I picked up my first Colleen Hoover novel, It Ends with Us, for its pink cover almost a year ago. This was prior to the novel blowing up on TikTok. I devoured the book and its teenage-esque writing. The story was beautifully thought out, although hard to read at times, and I found myself falling for Hoover’s characters and words. I do not think the novel is perfect—in fact, I have many issues and concerns with [spoiler alert!] Lily’s choice to co-parent with Ryle at the very end of the book. But that is not to say I did not enjoy it.

Within the following six months, I would go on and read five more of her novels. It was not until recently that I realized how huge her books have become. It Ends With Us found itself viral on TikTok, on every display at the local Barnes and Noble, and even in the hands of a close friend who has not picked up a book since the tenth grade. So what about Colleen Hoover and her novels make them so, well, readable? 

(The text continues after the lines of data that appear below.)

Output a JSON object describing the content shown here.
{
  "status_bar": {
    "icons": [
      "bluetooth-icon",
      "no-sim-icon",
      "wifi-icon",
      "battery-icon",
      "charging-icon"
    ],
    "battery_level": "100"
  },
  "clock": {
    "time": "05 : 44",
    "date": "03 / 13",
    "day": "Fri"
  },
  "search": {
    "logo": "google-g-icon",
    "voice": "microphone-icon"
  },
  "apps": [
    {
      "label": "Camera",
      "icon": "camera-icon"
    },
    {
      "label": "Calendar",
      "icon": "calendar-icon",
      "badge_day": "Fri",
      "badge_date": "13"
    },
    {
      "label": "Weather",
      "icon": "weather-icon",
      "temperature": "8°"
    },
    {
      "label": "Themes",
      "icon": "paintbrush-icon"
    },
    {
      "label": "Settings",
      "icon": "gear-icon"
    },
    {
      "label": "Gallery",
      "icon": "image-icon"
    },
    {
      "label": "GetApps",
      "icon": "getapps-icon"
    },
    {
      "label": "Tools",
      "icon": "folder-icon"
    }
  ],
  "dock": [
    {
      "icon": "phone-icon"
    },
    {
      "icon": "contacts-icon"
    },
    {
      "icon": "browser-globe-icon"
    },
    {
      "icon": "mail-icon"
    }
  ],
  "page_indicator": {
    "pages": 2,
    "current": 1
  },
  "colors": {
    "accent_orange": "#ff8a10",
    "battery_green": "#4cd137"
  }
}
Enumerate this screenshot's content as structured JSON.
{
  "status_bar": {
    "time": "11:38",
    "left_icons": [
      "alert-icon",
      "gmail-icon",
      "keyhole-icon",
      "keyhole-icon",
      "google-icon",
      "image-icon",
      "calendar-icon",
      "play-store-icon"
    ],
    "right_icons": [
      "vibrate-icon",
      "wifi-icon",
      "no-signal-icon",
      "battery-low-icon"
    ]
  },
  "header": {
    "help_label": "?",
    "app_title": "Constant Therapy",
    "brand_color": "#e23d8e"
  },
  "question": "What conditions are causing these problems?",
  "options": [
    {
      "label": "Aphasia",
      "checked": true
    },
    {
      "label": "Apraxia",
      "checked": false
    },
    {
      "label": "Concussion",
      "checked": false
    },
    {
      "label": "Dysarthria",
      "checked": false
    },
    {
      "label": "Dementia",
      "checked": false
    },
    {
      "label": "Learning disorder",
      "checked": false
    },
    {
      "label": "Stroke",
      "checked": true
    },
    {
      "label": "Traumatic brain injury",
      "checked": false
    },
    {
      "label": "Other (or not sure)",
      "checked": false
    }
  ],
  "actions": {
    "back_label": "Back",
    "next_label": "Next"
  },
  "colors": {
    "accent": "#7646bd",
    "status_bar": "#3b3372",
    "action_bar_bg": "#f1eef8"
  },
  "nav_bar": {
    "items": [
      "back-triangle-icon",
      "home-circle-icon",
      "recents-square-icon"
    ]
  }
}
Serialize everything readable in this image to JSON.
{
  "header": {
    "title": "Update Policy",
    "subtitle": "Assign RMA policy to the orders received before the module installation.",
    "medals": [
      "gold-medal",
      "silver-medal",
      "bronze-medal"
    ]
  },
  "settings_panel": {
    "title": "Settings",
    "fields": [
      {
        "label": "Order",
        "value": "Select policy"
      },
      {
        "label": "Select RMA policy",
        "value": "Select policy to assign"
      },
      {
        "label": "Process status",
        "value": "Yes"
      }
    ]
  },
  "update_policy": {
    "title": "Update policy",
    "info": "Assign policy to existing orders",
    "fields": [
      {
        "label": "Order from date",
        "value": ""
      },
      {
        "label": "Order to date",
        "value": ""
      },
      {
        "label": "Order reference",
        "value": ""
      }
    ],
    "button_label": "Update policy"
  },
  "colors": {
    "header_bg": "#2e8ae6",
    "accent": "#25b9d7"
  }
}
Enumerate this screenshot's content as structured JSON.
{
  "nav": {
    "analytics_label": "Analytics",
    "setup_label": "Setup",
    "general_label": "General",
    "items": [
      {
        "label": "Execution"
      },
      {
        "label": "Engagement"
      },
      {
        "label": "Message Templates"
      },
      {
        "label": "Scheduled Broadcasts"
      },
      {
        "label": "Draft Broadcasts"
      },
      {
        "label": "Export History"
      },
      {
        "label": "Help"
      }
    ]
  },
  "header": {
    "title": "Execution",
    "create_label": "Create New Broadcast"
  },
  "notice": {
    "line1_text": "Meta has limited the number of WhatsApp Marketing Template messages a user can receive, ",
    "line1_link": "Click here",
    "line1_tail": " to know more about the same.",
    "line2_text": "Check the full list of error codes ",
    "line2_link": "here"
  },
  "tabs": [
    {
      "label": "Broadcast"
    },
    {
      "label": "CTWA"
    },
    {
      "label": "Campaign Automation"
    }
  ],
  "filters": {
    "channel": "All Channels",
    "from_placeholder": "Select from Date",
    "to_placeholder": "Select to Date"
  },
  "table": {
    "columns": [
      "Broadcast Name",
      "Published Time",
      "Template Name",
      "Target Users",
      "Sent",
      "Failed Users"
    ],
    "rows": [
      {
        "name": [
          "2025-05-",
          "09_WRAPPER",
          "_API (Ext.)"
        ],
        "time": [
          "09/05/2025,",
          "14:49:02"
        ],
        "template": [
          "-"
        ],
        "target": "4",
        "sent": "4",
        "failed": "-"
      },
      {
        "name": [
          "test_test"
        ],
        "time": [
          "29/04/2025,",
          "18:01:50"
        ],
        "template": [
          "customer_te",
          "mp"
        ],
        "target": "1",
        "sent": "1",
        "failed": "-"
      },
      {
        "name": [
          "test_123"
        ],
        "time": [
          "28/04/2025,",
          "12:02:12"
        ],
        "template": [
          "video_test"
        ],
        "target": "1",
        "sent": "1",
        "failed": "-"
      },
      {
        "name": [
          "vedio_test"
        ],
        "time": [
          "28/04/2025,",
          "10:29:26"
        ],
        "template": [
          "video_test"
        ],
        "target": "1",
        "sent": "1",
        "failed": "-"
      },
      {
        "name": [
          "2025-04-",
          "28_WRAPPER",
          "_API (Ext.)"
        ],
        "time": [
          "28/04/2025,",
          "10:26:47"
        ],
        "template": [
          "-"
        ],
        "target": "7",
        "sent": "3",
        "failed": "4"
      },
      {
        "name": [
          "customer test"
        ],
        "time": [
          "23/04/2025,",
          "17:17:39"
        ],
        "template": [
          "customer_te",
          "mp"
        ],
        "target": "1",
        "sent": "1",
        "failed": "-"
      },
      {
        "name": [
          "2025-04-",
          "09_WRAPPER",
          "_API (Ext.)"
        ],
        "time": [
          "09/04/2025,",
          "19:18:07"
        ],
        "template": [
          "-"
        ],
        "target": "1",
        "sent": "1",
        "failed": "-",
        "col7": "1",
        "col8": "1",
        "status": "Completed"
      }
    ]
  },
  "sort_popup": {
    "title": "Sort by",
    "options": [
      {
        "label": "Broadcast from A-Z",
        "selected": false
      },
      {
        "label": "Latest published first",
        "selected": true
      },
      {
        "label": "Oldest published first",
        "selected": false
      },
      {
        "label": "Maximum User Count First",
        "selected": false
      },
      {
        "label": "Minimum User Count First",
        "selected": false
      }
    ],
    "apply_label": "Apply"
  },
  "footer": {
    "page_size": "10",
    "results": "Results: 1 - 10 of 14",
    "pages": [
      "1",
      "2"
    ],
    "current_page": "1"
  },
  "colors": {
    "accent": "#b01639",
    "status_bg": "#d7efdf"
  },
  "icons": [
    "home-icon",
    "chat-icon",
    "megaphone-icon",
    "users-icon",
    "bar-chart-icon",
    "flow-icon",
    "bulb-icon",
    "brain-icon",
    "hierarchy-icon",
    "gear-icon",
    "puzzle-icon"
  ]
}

Characters. Hoover’s characters are flawed, extremely flawed. While most of her main characters are older than college-aged, there is a sense of relatability I find with each of them. In Verity, the main character, Lowen, is scatterbrained and her thoughts pepper the page just as fast as we readers discover them. Tate in Ugly Love [spoiler alert!] forgives men too easily. Each character has battles they are individually fighting which complement those of the other characters. I find a huge parallel between myself and Hoover’s characters for this reason.

Romance. Hoover does not shy away from graphic steamy scenes in her books. It is raw emotion that seeps through each page, making it hard to tear away from. Each relationship and the ‘trauma’ her main characters endure throughout each novel are uncommon in other romance novels. Hoover does not romanticize heartbreak, but rather extends the message that no relationship is perfect, and that chasing after one or finding the power to leave another are not that different after all.

Pacing and writing. The chapters are diligently thought through. In Verity, [spoiler alert!] we constantly switch between the current day and Verity’s manuscript. It was confusing at first, but the flip between timelines kept it interesting and made me want to keep reading. I’ve noticed that all of Hoover’s chapters end where you do not want them to. You just cannot help but continue to flip the page. Her books are fast-paced and, while they may span over a long period of time chronologically, it has never taken me longer than three days of non-continuous reading to finish a novel of hers. 

As an avid reader, I struggled with getting my peers to read and obsess over the same books as me. But something about Colleen Hoover and her romance novels brought me and many others closer together. Maybe it’s her #1 New York Times Best Selling writing or her relatable and flawed characters, but there is no doubt that Colleen Hoover is an author you do not want to miss out on.

Annabel Park

Rutgers '25

Annabel is a sophomore at Rutgers University majoring in Marketing and minoring in Health Administration. Besides writing, she enjoys baking, going to the gym, Harry Styles, and walking around NYC hoping to run into celebrities! IG: @annabelpark3